Merida and Fletcher’s portrait of Thomas veers between the insistently negative and the occasionally empathetic. They acknowledge the help of a psychology professor whom they call “an expert in developing personality profiles of public figures,” but fortunately little overt psychologizing mars the narrative. The African American writers assert at one point that Thomas “is in constant struggle with his racial identity,” but in a more thoughtful passage they explain that as an African American, he has “a greater need not to be typecast, which is a synonym for limited, which is a synonym for inferior.”
Merida and Fletcher conclude that rather than being a “rigid ideologue” or “Scalia’s lapdog,” Thomas is “a much more complex man, who cannot be easily categorized.” It’s to their credit that “Supreme Discomfort” sometimes captures that reality, and never better than when they quote Washington attorney Thomas C. Goldstein’s appraisal of Thomas. “The public image of him and the sense you come away with in a one-on-one conversation couldn’t be more different,” Goldstein told them. “And this is from someone who is not a fan of his ideology or jurisprudence. But I am a fan of his personally.”
Indeed, human beings are always about more than just ideology, even when they’re Supreme Court justices.

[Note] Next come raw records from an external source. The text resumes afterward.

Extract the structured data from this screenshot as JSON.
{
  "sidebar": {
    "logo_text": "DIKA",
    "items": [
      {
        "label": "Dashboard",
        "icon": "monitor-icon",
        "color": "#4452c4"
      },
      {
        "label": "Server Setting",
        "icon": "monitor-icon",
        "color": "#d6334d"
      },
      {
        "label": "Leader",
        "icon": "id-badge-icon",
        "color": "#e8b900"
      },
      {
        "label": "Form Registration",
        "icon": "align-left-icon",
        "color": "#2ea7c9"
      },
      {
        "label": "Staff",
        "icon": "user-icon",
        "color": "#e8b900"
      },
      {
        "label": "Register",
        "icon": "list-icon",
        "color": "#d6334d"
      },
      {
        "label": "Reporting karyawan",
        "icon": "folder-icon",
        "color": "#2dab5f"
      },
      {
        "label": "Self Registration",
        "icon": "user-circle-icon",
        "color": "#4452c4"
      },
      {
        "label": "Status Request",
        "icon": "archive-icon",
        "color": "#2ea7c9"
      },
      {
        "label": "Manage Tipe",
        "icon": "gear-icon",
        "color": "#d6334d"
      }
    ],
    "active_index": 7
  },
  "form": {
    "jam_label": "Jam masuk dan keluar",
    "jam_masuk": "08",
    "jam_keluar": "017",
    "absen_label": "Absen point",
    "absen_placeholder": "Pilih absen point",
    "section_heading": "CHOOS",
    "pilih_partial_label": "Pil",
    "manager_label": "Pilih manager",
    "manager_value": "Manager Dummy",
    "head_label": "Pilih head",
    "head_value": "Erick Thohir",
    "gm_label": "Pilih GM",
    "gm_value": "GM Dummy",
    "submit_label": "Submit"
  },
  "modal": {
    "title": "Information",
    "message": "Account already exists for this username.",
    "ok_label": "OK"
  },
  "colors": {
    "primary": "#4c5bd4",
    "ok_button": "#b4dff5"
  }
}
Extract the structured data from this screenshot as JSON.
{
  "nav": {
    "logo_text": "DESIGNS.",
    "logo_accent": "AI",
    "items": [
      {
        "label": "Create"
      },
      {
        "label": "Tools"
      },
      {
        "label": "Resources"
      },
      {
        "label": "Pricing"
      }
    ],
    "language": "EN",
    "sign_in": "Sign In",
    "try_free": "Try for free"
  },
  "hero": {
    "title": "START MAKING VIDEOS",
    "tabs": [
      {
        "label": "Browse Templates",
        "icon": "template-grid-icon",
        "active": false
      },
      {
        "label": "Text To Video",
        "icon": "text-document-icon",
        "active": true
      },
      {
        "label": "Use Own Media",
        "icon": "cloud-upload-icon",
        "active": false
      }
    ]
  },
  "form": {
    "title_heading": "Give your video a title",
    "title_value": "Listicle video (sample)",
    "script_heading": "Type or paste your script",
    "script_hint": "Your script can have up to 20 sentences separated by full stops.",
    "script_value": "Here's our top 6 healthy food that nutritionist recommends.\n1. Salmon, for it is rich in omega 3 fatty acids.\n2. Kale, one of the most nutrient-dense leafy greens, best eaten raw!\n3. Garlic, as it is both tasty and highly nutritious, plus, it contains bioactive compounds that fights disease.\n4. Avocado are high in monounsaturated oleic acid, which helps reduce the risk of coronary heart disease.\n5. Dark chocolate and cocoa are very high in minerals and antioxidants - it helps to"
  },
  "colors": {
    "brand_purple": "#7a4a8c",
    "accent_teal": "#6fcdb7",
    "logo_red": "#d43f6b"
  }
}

David J. Garrow, a senior fellow at Homerton College, University of Cambridge, writes regularly about the U.S. Supreme Court.